A plague of poisonous caterpillars explodes throughout the country.
It is an annual summer problem in the Netherlands, but the number of complaints about the Oak Processionary moth caterpillars have soared this year, according to the specialist centre at Wageningen University which monitors the insects. The number of these caterpillars has tripled in many places in the Netherlands compared to last year. The Dutch Association of Medical Environmental Sciences estimates that between 60 thousand and 100 thousand people in the Netherlands will have problems with these caterpillars this year.
The oak processionary caterpillars get their name from their preference for oak trees and the fact that they move in nose-to-tail processions forming a moving carpet of hairs.
The caterpillars’ poisonous hairs may cause skin irritation and breathing problems and severe allergic reactions in both humans and animals.
If you come into contact with this caterpillar’s hairs and develop a rash, it can be treated with an antihistamine cream.

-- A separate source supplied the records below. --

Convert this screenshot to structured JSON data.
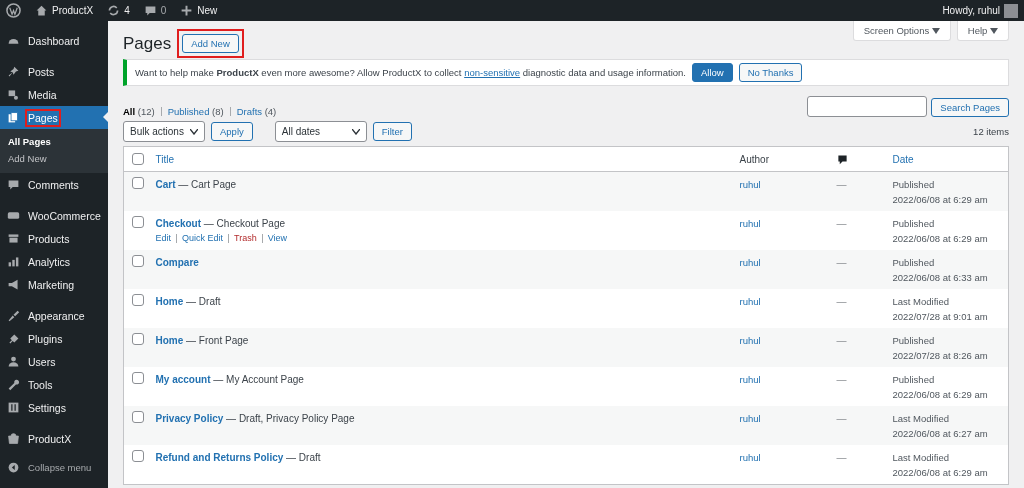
{
  "admin_bar": {
    "site": "ProductX",
    "updates": "4",
    "comments": "0",
    "new": "New",
    "greeting": "Howdy, ruhul"
  },
  "sidebar": {
    "groups": [
      [
        {
          "label": "Dashboard",
          "selected": false
        }
      ],
      [
        {
          "label": "Posts",
          "selected": false
        },
        {
          "label": "Media",
          "selected": false
        },
        {
          "label": "Pages",
          "selected": true,
          "highlighted": true,
          "children": [
            {
              "label": "All Pages",
              "selected": true
            },
            {
              "label": "Add New",
              "selected": false
            }
          ]
        },
        {
          "label": "Comments",
          "selected": false
        }
      ],
      [
        {
          "label": "WooCommerce",
          "selected": false
        },
        {
          "label": "Products",
          "selected": false
        },
        {
          "label": "Analytics",
          "selected": false
        },
        {
          "label": "Marketing",
          "selected": false
        }
      ],
      [
        {
          "label": "Appearance",
          "selected": false
        },
        {
          "label": "Plugins",
          "selected": false
        },
        {
          "label": "Users",
          "selected": false
        },
        {
          "label": "Tools",
          "selected": false
        },
        {
          "label": "Settings",
          "selected": false
        }
      ],
      [
        {
          "label": "ProductX",
          "selected": false
        }
      ]
    ],
    "collapse": "Collapse menu"
  },
  "screen_tabs": [
    "Screen Options",
    "Help"
  ],
  "page_title": "Pages",
  "add_new": {
    "label": "Add New",
    "highlighted": true
  },
  "notice": {
    "text": "Want to help make **ProductX** even more awesome? Allow ProductX to collect",
    "link": "non-sensitive",
    "text_after": "diagnostic data and usage information.",
    "allow": "Allow",
    "decline": "No Thanks"
  },
  "views": [
    {
      "label": "All",
      "count": "(12)",
      "selected": true
    },
    {
      "label": "Published",
      "count": "(8)",
      "selected": false
    },
    {
      "label": "Drafts",
      "count": "(4)",
      "selected": false
    }
  ],
  "search": {
    "button": "Search Pages"
  },
  "bulk_actions": {
    "value": "Bulk actions",
    "apply": "Apply"
  },
  "date_filter": {
    "value": "All dates",
    "filter": "Filter"
  },
  "items_count": "12 items",
  "table": {
    "select_all_checked": false,
    "columns": [
      "Title",
      "Author",
      "Date"
    ],
    "rows": [
      {
        "title": "Cart",
        "state": "— Cart Page",
        "author": "ruhul",
        "comments": "—",
        "status": "Published",
        "date": "2022/06/08 at 6:29 am",
        "checked": false
      },
      {
        "title": "Checkout",
        "state": "— Checkout Page",
        "author": "ruhul",
        "comments": "—",
        "status": "Published",
        "date": "2022/06/08 at 6:29 am",
        "checked": false,
        "row_actions": [
          {
            "label": "Edit",
            "kind": "normal"
          },
          {
            "label": "Quick Edit",
            "kind": "normal"
          },
          {
            "label": "Trash",
            "kind": "delete"
          },
          {
            "label": "View",
            "kind": "normal"
          }
        ]
      },
      {
        "title": "Compare",
        "author": "ruhul",
        "comments": "—",
        "status": "Published",
        "date": "2022/06/08 at 6:33 am",
        "checked": false
      },
      {
        "title": "Home",
        "state": "— Draft",
        "author": "ruhul",
        "comments": "—",
        "status": "Last Modified",
        "date": "2022/07/28 at 9:01 am",
        "checked": false
      },
      {
        "title": "Home",
        "state": "— Front Page",
        "author": "ruhul",
        "comments": "—",
        "status": "Published",
        "date": "2022/07/28 at 8:26 am",
        "checked": false
      },
      {
        "title": "My account",
        "state": "— My Account Page",
        "author": "ruhul",
        "comments": "—",
        "status": "Published",
        "date": "2022/06/08 at 6:29 am",
        "checked": false
      },
      {
        "title": "Privacy Policy",
        "state": "— Draft, Privacy Policy Page",
        "author": "ruhul",
        "comments": "—",
        "status": "Last Modified",
        "date": "2022/06/08 at 6:27 am",
        "checked": false
      },
      {
        "title": "Refund and Returns Policy",
        "state": "— Draft",
        "author": "ruhul",
        "comments": "—",
        "status": "Last Modified",
        "date": "2022/06/08 at 6:29 am",
        "checked": false
      }
    ]
  }
}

However, if you develop anything serious, like difficulty breathing or an allergic reaction, head to your doctor or hospital.

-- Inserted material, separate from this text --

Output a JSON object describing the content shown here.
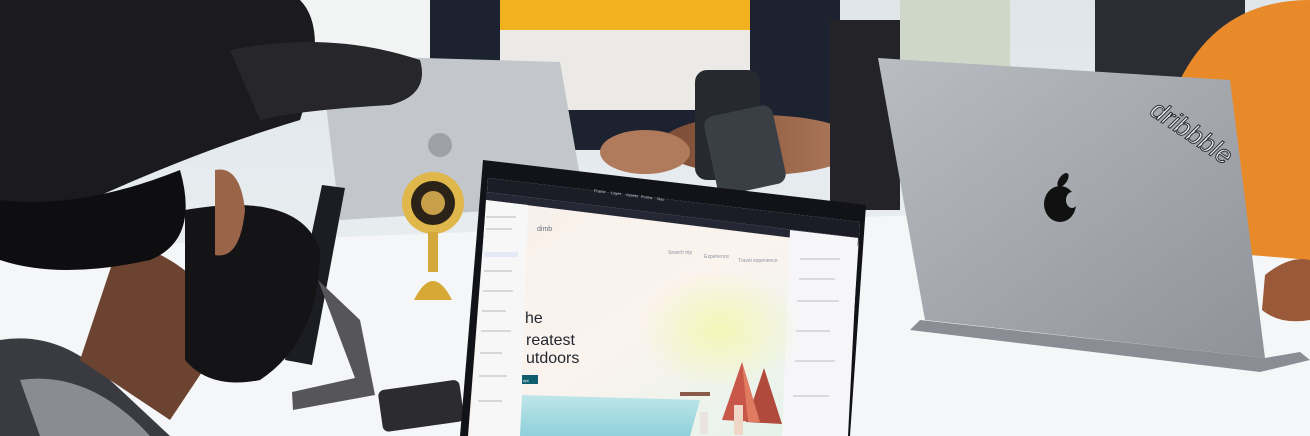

The increase in the population of these oak processionary caterpillars is possibly due to global warming, as the animals have migrated to cooler spots.